My knee-jerk reaction to articles about building a new Falcons stadium Downtown are that, heck yeah, the Atlanta Falcons should be in Atlanta, for crying out loud. How would the Doraville Falcons sound? Maybe we can call it the Atlanta-Sandy Springs-Marietta MSA Falcons?
Then I remember that there is a reason I'm a finance major. Making decisions like whether to spend gobs of public money on a new stadium should be made on stronger rationale than civic pride. Rather, there are tools we can use to make rational decision. One is calculating the net present value of the investment. I found a frustratingly opaque report on the new Yankees Stadium, suggesting the stadium has a positive NPV. One must assume the cost of bond financing is the discount rate?
There is also a ton of work out there suggesting that stadiums aren't really worth the investment, but in my brief research yesterday I couldn't find anything with actual analysis. Sure, these stadiums cost a lot, but if they generate comparably large returns to the city, they can be worth it.
Downtown San Diego has had a pretty positive effect from subsidizing Petco Park - it has spurred a lot of new private development near where the ULI site was recently. Pittsburgh has an interesting relationship with the Steelers and the Pirates to leverage investment in new stadiums into new private development. Cincinnati has a similar situation where new stadiums have been part of large urban revitalization projects. Atlanta developers Carter and Dawson Co. are involved in that latest deal, btw.

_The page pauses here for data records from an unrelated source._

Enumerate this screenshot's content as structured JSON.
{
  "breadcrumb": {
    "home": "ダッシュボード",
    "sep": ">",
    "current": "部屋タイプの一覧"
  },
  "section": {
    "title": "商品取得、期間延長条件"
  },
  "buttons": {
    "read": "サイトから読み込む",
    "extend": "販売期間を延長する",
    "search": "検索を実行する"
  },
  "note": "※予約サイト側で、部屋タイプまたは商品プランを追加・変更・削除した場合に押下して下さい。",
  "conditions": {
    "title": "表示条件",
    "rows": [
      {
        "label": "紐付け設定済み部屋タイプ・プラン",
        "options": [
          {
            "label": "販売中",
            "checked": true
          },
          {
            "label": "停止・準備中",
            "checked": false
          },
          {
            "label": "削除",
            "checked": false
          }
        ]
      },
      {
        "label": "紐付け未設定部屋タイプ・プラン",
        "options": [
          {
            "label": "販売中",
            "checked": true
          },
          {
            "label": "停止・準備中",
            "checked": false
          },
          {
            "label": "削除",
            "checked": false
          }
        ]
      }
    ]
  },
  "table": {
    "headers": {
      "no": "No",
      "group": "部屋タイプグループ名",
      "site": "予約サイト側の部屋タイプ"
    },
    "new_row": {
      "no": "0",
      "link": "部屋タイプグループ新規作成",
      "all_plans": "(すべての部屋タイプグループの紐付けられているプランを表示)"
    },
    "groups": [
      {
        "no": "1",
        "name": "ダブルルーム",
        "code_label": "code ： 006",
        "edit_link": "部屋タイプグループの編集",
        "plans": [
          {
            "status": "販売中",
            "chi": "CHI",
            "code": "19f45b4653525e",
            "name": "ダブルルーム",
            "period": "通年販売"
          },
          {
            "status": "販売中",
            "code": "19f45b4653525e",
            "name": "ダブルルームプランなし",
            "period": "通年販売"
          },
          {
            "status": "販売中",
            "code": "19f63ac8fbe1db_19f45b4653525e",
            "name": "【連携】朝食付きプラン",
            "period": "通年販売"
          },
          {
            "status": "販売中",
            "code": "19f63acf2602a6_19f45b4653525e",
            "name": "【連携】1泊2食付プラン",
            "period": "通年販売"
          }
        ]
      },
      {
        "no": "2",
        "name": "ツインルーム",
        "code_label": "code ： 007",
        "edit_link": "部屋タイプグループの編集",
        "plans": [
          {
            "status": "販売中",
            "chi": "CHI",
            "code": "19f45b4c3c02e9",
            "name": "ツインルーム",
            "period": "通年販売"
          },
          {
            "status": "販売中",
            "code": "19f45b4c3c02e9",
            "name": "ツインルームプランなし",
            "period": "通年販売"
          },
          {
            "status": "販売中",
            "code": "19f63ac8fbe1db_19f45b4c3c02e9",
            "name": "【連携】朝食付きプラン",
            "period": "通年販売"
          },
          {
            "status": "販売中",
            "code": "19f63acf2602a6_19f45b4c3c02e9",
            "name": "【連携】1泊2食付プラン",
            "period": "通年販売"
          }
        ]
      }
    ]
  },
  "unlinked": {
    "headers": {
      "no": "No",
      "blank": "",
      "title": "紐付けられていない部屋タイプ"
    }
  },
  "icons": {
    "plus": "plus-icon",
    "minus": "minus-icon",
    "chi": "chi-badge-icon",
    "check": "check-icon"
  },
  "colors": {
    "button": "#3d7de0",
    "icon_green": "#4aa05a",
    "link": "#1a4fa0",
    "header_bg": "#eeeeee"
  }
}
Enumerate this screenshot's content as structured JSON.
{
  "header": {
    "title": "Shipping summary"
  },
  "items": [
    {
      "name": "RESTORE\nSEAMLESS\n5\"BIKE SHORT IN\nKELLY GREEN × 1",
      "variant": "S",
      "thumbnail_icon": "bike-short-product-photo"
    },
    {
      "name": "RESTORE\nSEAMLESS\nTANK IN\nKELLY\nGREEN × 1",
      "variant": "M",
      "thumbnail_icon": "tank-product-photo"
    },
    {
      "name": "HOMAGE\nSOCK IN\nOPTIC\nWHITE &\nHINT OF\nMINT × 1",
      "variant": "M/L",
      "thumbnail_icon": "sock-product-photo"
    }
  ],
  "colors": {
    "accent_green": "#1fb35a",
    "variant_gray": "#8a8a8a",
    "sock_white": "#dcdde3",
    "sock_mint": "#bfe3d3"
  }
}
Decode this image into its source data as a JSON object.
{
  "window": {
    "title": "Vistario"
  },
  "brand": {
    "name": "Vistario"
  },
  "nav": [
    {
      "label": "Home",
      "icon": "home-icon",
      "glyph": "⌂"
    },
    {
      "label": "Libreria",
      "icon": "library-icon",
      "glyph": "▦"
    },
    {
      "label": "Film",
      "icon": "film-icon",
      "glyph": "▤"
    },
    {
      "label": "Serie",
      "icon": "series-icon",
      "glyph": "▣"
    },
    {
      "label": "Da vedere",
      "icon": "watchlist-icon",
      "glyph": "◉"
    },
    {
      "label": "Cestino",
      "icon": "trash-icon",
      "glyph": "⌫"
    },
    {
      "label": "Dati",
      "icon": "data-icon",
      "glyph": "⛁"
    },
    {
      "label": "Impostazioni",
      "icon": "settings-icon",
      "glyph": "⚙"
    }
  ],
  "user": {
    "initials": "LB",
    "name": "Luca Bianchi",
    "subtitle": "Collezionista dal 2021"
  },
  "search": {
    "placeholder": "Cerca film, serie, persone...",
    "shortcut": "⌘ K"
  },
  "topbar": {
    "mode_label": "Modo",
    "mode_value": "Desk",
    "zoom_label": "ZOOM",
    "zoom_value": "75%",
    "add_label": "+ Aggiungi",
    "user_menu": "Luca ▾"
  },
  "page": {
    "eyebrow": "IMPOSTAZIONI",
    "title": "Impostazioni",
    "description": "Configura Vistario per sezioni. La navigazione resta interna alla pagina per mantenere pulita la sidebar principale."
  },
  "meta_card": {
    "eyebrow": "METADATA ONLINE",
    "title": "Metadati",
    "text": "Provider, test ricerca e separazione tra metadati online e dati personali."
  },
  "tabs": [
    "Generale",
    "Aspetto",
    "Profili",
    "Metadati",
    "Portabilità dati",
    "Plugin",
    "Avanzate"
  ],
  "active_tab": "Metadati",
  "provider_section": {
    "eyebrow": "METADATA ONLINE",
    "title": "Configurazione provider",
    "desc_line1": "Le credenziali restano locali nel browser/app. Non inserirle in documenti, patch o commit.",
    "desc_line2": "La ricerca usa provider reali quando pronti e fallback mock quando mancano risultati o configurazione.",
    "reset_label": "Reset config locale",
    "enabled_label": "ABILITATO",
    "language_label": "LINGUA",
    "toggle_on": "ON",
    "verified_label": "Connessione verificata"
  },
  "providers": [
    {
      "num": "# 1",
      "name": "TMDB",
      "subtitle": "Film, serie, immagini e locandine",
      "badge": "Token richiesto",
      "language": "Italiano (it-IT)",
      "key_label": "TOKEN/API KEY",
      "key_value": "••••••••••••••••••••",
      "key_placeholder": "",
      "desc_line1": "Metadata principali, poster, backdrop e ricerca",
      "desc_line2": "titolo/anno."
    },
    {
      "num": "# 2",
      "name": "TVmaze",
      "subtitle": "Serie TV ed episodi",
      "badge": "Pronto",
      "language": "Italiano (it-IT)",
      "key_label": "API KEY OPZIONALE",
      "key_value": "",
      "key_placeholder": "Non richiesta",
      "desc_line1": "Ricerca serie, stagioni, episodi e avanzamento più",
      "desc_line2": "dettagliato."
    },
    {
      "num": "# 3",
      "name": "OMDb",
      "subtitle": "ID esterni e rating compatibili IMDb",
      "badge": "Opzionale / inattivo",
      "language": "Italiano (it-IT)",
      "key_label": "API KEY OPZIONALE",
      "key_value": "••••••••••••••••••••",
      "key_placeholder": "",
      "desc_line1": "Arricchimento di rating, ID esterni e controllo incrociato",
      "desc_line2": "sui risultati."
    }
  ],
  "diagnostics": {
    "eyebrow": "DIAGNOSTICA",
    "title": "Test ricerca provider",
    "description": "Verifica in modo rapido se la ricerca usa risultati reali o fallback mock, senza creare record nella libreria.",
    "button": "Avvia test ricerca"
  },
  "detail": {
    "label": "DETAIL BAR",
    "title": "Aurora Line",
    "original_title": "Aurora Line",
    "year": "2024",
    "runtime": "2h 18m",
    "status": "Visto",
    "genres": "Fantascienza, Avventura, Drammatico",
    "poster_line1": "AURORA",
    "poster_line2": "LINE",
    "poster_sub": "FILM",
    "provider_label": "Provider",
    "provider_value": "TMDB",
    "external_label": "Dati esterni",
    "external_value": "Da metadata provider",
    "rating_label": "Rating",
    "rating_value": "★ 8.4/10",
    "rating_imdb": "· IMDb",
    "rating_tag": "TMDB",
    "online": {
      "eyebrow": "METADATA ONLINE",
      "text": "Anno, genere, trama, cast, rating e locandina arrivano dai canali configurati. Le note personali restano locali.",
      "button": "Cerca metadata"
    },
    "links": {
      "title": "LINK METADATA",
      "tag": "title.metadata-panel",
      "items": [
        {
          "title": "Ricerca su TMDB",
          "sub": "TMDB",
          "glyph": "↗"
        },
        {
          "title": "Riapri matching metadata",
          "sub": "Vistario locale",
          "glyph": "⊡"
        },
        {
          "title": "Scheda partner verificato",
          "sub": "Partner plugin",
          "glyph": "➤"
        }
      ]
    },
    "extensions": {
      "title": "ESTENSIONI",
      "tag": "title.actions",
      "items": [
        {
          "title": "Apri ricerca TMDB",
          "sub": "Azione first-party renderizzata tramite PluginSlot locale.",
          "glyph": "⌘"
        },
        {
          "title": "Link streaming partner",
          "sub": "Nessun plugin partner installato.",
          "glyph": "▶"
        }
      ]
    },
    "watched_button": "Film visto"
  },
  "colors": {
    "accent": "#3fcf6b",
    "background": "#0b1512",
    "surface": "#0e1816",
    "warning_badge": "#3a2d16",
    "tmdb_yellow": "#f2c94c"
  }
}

Obviously the value of subsidizing a project depends on everything involved. The Georgia Dome area doesn't do very much in terms of helping out the rest of the city - it doesn't attract any other establishments near by, it doesn't draw residents, it never really drove any new private investment. It is important for the hospitality industry, and losing the Falcons would hurt Downtown in many ways. You would also have to assume that the
Chick-Fil-A Peach Bowl and other events would follow the Falcons.
There are still a ton of unanswered questions - where would a new stadium be built? Can it be leveraged into new private development and the ever sought after urban revitalization, or would it simply be surrounded by parking lots? How might it fit into the City's Stadium Area TAD and the city's efforts over there? Could a new Stadium near the Ted drive the investment in a MARTA spur line or a streetcar line to the stadium area?
This is something I'll try and dig into more, but anyone who has done work on these sorts of issues is welcome to point me in the direction of resources.